Having seen how much the dune habitat at the tip of Montrose Beach had changed, I returned to get a better look at the dune itself. In the years since foot-traffic across the dune has been curtailed, confined to a few cordoned-off paths, a surprising mix of fresh vegetation has sprung up. The mix is so magical in fact, I wondered whether it was natural or Park District-sown.
At first all I noticed was the goldenrod, one of the commonest late-flowering plants in these parts. Gradually, though, I began noticing some plants I’d never seen on a beach. When I returned home, where I could study my photographs, I used the internet to identify the plants. (Using printed field guides would have been faster, but mine were all out at the Michigan house.) Some of the plants at Montrose, I read, are rare in northern Illinois, if abundant elsewhere.
What I discovered by trying to cross the sand was that high rainfall throughout the year has turned this part of Lake Michigan’s shore into a marsh. The dune was mainly underwater, favoring the growth of flowers (like the cardinal flower, which I saw) that like wet feet.
Honestly, the dune was too wet to explore. It was beautiful to look at, though. The still water at the edges was full of see-though minnows.
Mr. C., who was with me, spotted this short sunflower growing all by itself in wet sand. Plants that can grow in such conditions need little from the soil.
This common rose pink (Sabatia angularis) was in the first year of its biennial cycle. In the first year it sends up a single bloom on a bare stem. Next year, it will reappear as a much larger, leafier plant with profuse blooms.
Like the common rose pink, the so-called Grass of Parnassus (Parnassia glauca) is uncommon in northern Illinois. But its small greenish blooms dotted the edges of the paths I followed and nestled next to the goldenrod (in the top photo, above).
More conspicuous and abundant than these plants was the great blue lobelia, which was growing in proximity to the thick grasses and goldenrod. Lobelia syphilitica, with its gorgeous blue-purple flower clusters, is attractive, but it’s poisonous, too.
All along the way were tiny plants with round, blush-colored buds and spent blossoms colored like those of beach peas. It turns out this is a wildflower known as slender-leaved false foxglove (Agalinis tenuifolia). It is considered a parasitic plant, partly dependent on the roots of the grasses around it. The flowers of the slender gerardia, as it is also called, are shaped like a fancy horn and are ephemeral, judging from all the faded blooms I saw.
Hurrying along the path ringing the perimeter of the plovers’ pond, I found this beautiful plant blooming among clover and horsetail reeds. I later learned that it was a type of wild orchid. Given the shape of its tiny blooms and the fact that it was blooming in a marsh in early autumn, I concluded it was a specimen of the Great Plains Ladies Tresses orchid. The North American Orchid Conservation Center website has a helpful page of photographs showing all the types of ladies tresses and other orchids that are native to Illinois.

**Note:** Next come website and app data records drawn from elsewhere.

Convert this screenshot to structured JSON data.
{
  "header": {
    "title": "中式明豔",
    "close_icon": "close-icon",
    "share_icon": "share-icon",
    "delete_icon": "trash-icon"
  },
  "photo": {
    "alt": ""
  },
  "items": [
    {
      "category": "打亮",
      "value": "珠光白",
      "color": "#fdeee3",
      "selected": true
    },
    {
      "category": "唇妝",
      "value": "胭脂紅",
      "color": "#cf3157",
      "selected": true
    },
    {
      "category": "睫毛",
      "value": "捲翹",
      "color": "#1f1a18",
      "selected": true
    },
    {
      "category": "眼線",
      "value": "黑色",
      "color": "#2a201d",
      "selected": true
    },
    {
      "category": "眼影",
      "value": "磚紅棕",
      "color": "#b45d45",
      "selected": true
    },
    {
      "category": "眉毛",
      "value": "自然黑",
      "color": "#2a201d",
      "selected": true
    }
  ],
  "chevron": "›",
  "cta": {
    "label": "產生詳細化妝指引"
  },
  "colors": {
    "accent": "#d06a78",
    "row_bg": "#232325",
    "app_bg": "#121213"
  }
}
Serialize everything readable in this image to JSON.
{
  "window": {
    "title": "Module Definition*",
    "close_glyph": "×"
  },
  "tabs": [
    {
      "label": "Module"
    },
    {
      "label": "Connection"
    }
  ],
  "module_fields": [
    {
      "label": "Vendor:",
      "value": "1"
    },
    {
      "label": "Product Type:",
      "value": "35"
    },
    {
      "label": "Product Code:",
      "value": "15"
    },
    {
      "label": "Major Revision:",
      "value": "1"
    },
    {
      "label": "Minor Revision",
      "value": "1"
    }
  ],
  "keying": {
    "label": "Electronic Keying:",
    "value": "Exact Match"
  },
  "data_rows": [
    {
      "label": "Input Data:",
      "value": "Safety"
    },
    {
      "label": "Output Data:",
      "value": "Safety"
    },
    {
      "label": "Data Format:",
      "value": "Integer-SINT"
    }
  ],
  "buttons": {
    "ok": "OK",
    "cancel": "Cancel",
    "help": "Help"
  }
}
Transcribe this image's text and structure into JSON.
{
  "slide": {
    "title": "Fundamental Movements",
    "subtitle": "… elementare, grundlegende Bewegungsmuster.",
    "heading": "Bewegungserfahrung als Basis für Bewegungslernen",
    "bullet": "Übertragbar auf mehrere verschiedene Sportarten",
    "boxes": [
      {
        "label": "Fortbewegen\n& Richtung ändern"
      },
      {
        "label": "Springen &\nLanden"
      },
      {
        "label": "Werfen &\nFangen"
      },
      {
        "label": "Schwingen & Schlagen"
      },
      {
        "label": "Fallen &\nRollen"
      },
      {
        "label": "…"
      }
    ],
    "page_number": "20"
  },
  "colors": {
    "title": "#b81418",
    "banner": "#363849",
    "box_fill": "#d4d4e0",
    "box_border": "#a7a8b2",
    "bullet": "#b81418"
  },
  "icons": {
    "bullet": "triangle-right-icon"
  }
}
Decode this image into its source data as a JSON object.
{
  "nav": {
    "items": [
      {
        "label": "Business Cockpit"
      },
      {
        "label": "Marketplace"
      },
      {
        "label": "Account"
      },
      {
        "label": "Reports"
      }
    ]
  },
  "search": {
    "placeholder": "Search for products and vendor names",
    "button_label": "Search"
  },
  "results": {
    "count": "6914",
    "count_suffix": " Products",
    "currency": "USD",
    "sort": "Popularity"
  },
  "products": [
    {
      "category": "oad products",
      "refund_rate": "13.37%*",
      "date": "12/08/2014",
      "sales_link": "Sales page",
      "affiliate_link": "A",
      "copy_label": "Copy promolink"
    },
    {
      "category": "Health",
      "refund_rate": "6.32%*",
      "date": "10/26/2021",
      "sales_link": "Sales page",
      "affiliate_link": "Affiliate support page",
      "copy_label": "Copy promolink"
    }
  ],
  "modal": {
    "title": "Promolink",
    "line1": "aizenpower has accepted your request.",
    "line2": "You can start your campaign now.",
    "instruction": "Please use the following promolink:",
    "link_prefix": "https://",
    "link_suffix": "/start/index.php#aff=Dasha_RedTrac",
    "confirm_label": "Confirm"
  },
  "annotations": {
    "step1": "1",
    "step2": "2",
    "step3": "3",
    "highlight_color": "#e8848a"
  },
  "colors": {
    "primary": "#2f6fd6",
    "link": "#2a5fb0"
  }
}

I hadn’t gone to the beach to look at wildflowers necessarily, so it was an unexpected pleasure to see so many showy and unusual plants in one day!